___ Records shown ___
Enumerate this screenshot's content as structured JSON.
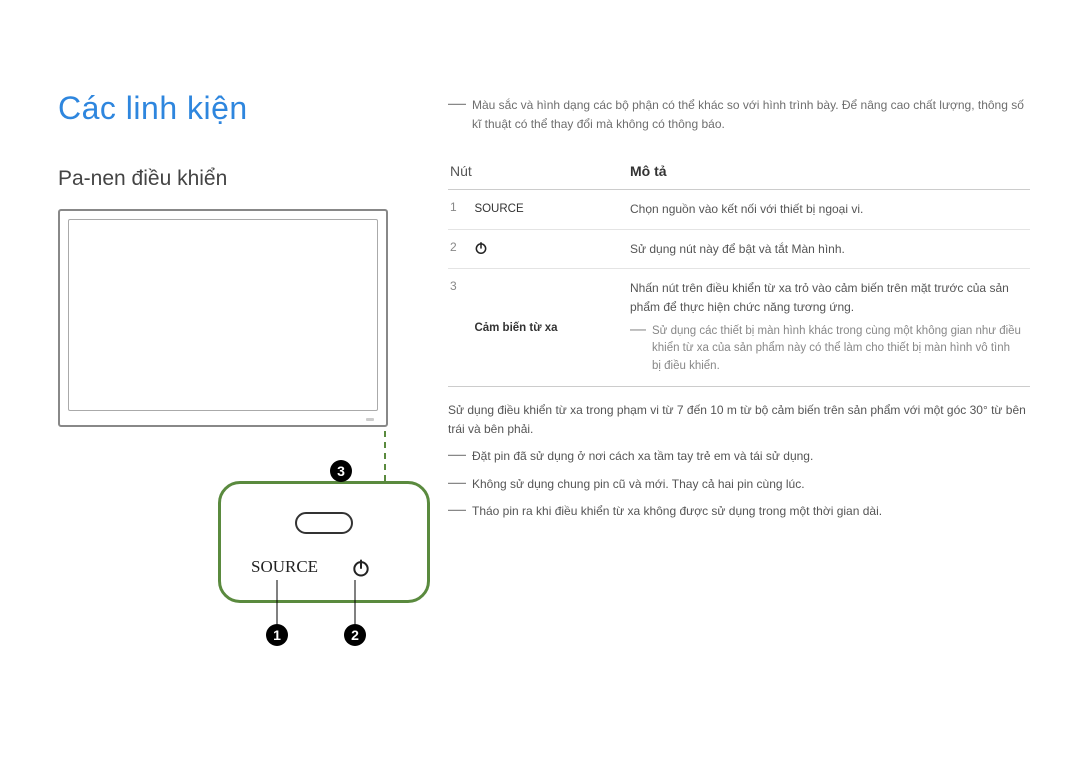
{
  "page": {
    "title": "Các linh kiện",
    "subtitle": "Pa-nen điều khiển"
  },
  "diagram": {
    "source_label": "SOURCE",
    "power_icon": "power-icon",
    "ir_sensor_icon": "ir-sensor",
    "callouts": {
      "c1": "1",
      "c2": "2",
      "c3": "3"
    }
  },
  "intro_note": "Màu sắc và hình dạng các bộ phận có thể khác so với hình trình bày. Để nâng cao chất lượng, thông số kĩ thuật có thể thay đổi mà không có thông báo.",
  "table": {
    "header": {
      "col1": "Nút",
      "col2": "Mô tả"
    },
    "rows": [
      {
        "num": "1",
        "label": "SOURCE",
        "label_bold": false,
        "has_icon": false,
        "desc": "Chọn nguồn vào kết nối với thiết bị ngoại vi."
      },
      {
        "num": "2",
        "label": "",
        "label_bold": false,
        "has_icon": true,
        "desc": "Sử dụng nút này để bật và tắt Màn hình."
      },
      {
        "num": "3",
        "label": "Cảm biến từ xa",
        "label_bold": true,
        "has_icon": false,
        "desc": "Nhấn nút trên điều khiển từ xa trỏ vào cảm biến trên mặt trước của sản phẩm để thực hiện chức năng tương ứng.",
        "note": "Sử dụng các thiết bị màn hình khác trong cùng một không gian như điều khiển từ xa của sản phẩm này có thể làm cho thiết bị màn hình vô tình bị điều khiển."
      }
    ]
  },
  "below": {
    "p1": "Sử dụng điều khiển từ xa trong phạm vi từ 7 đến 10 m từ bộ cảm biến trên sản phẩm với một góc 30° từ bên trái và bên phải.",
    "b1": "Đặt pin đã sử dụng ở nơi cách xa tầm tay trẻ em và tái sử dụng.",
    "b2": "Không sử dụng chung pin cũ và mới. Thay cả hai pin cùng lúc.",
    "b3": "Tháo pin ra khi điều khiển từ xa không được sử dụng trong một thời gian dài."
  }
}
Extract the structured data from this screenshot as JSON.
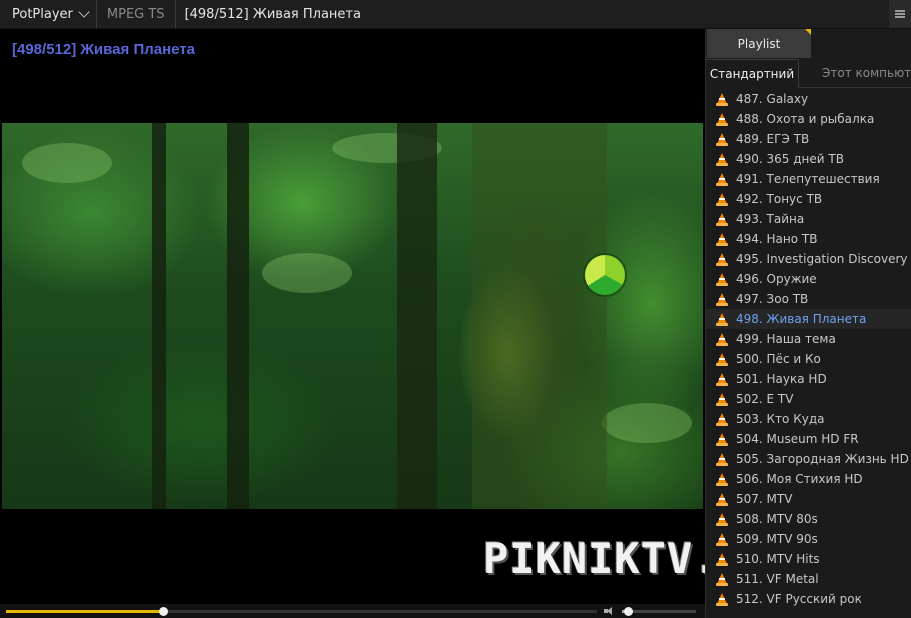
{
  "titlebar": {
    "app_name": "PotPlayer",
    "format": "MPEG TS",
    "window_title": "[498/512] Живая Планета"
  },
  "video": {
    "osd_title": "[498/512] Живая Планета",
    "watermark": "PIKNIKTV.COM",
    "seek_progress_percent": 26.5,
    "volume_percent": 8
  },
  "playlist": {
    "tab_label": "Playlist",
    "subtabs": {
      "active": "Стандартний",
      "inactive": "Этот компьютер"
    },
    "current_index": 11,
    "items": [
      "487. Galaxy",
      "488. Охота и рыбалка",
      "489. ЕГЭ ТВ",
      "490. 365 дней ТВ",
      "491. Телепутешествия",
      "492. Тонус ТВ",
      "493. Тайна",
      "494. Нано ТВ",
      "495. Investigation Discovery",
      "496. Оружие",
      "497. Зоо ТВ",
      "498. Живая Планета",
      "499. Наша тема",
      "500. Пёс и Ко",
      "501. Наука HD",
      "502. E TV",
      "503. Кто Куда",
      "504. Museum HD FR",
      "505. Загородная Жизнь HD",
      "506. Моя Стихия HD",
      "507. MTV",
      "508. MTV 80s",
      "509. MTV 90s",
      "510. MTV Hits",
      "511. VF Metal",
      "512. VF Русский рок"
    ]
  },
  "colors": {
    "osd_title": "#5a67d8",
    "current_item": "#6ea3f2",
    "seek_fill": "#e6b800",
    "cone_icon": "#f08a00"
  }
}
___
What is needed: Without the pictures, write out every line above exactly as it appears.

Reply to the task:
Enumerate this screenshot's content as structured JSON.
{
  "page": {
    "title": "Các linh kiện",
    "subtitle": "Pa-nen điều khiển"
  },
  "diagram": {
    "source_label": "SOURCE",
    "power_icon": "power-icon",
    "ir_sensor_icon": "ir-sensor",
    "callouts": {
      "c1": "1",
      "c2": "2",
      "c3": "3"
    }
  },
  "intro_note": "Màu sắc và hình dạng các bộ phận có thể khác so với hình trình bày. Để nâng cao chất lượng, thông số kĩ thuật có thể thay đổi mà không có thông báo.",
  "table": {
    "header": {
      "col1": "Nút",
      "col2": "Mô tả"
    },
    "rows": [
      {
        "num": "1",
        "label": "SOURCE",
        "label_bold": false,
        "has_icon": false,
        "desc": "Chọn nguồn vào kết nối với thiết bị ngoại vi."
      },
      {
        "num": "2",
        "label": "",
        "label_bold": false,
        "has_icon": true,
        "desc": "Sử dụng nút này để bật và tắt Màn hình."
      },
      {
        "num": "3",
        "label": "Cảm biến từ xa",
        "label_bold": true,
        "has_icon": false,
        "desc": "Nhấn nút trên điều khiển từ xa trỏ vào cảm biến trên mặt trước của sản phẩm để thực hiện chức năng tương ứng.",
        "note": "Sử dụng các thiết bị màn hình khác trong cùng một không gian như điều khiển từ xa của sản phẩm này có thể làm cho thiết bị màn hình vô tình bị điều khiển."
      }
    ]
  },
  "below": {
    "p1": "Sử dụng điều khiển từ xa trong phạm vi từ 7 đến 10 m từ bộ cảm biến trên sản phẩm với một góc 30° từ bên trái và bên phải.",
    "b1": "Đặt pin đã sử dụng ở nơi cách xa tầm tay trẻ em và tái sử dụng.",
    "b2": "Không sử dụng chung pin cũ và mới. Thay cả hai pin cùng lúc.",
    "b3": "Tháo pin ra khi điều khiển từ xa không được sử dụng trong một thời gian dài."
  }
}
Extract the structured data from this screenshot as JSON.
{
  "titlebar": {
    "app_name": "PotPlayer",
    "format": "MPEG TS",
    "window_title": "[498/512] Живая Планета"
  },
  "video": {
    "osd_title": "[498/512] Живая Планета",
    "watermark": "PIKNIKTV.COM",
    "seek_progress_percent": 26.5,
    "volume_percent": 8
  },
  "playlist": {
    "tab_label": "Playlist",
    "subtabs": {
      "active": "Стандартний",
      "inactive": "Этот компьютер"
    },
    "current_index": 11,
    "items": [
      "487. Galaxy",
      "488. Охота и рыбалка",
      "489. ЕГЭ ТВ",
      "490. 365 дней ТВ",
      "491. Телепутешествия",
      "492. Тонус ТВ",
      "493. Тайна",
      "494. Нано ТВ",
      "495. Investigation Discovery",
      "496. Оружие",
      "497. Зоо ТВ",
      "498. Живая Планета",
      "499. Наша тема",
      "500. Пёс и Ко",
      "501. Наука HD",
      "502. E TV",
      "503. Кто Куда",
      "504. Museum HD FR",
      "505. Загородная Жизнь HD",
      "506. Моя Стихия HD",
      "507. MTV",
      "508. MTV 80s",
      "509. MTV 90s",
      "510. MTV Hits",
      "511. VF Metal",
      "512. VF Русский рок"
    ]
  },
  "colors": {
    "osd_title": "#5a67d8",
    "current_item": "#6ea3f2",
    "seek_fill": "#e6b800",
    "cone_icon": "#f08a00"
  }
}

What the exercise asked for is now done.